╔══

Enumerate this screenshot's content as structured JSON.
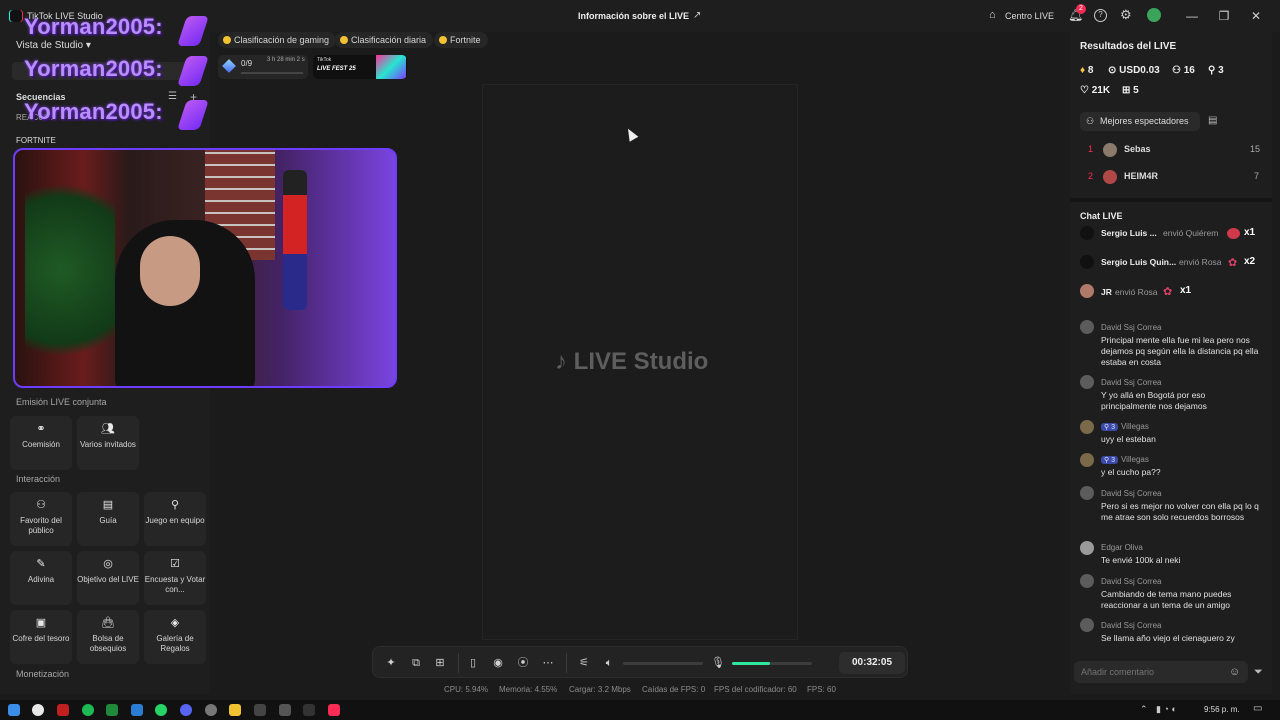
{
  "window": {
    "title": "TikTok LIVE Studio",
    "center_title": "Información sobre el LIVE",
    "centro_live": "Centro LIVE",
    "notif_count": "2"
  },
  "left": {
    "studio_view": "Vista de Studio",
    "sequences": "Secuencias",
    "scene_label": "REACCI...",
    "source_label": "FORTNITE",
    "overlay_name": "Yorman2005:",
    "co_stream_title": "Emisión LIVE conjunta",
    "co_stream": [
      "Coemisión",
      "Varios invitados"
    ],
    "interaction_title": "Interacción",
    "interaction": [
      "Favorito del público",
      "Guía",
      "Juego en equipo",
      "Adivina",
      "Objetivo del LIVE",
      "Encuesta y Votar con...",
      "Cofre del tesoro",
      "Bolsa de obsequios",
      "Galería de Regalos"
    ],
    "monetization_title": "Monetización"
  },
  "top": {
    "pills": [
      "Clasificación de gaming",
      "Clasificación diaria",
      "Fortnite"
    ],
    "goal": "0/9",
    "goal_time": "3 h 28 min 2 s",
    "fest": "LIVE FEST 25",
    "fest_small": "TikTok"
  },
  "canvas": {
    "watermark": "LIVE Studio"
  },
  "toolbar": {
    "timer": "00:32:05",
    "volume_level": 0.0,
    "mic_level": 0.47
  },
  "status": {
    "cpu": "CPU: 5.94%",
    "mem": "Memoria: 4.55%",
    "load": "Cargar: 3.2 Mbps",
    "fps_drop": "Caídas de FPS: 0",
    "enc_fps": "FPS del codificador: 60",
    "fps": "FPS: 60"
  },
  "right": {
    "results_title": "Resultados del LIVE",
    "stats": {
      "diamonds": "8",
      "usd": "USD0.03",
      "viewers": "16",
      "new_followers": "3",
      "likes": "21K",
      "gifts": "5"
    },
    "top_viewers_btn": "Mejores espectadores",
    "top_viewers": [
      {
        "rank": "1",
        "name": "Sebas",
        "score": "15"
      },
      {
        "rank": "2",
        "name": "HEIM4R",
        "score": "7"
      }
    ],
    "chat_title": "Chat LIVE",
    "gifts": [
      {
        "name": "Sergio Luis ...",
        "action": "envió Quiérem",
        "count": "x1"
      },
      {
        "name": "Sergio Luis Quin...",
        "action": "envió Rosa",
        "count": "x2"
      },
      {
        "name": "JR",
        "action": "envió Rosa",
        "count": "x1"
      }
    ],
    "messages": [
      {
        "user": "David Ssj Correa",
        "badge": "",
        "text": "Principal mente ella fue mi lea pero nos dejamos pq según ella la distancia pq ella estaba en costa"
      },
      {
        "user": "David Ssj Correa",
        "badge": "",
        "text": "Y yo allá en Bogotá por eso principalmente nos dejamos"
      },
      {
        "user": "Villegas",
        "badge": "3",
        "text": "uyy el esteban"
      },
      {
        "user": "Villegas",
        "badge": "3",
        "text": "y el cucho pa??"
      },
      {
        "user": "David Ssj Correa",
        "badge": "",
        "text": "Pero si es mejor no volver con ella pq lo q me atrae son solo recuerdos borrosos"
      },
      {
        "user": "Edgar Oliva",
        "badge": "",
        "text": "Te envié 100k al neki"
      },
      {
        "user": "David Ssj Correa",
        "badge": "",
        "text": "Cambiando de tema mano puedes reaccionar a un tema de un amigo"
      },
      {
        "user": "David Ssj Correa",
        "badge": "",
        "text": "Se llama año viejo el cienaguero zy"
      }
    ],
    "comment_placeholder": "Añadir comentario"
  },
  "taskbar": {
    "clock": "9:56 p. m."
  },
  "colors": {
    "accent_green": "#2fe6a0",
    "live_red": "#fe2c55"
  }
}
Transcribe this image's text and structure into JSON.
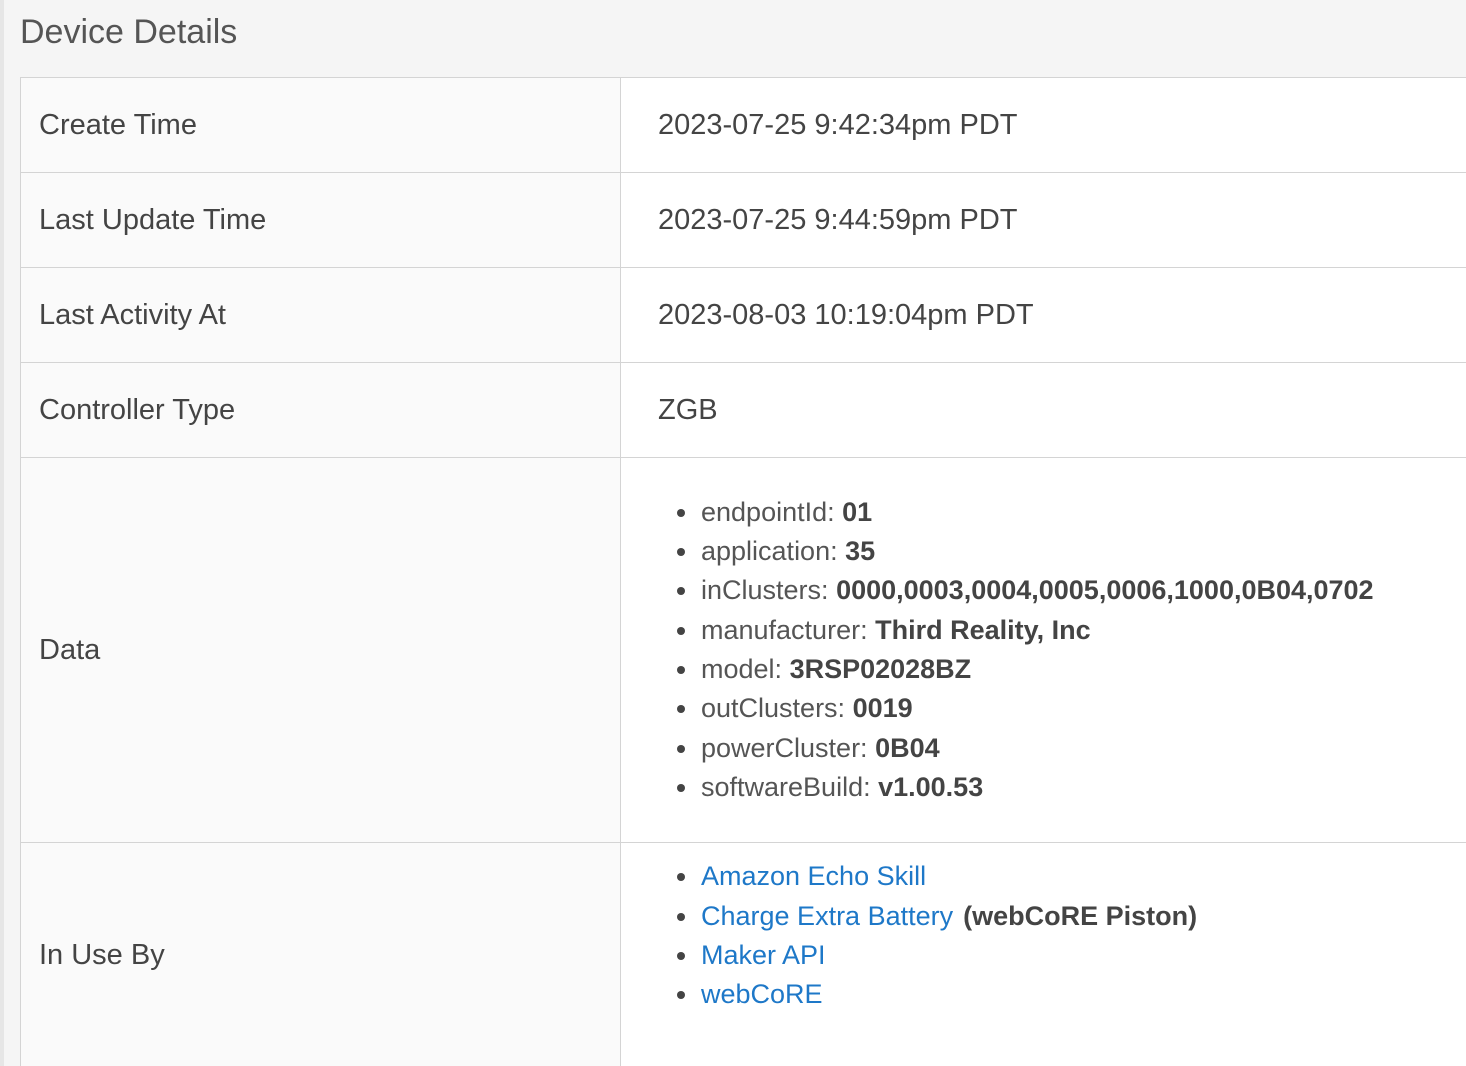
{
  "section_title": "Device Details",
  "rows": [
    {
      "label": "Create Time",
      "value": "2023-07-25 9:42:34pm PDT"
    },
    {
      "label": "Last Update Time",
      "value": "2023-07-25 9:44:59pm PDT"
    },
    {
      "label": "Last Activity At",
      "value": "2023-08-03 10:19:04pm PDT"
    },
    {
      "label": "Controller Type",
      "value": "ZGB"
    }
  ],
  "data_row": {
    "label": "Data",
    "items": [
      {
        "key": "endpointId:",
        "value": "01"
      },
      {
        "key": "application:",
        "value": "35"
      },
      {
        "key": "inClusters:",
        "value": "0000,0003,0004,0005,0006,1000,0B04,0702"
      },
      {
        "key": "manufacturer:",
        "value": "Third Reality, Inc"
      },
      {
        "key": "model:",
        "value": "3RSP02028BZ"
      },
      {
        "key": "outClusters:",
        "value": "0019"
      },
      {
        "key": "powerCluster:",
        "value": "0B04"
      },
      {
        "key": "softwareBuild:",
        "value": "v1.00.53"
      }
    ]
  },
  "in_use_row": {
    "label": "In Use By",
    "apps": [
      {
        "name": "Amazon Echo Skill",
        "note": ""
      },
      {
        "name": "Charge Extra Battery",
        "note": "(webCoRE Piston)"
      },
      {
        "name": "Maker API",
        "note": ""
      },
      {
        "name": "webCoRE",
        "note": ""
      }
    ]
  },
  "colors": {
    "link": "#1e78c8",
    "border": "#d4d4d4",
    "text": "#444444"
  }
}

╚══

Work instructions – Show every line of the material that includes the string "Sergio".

Task solution –
        "name": "Sergio Luis ...",
        "name": "Sergio Luis Quin...",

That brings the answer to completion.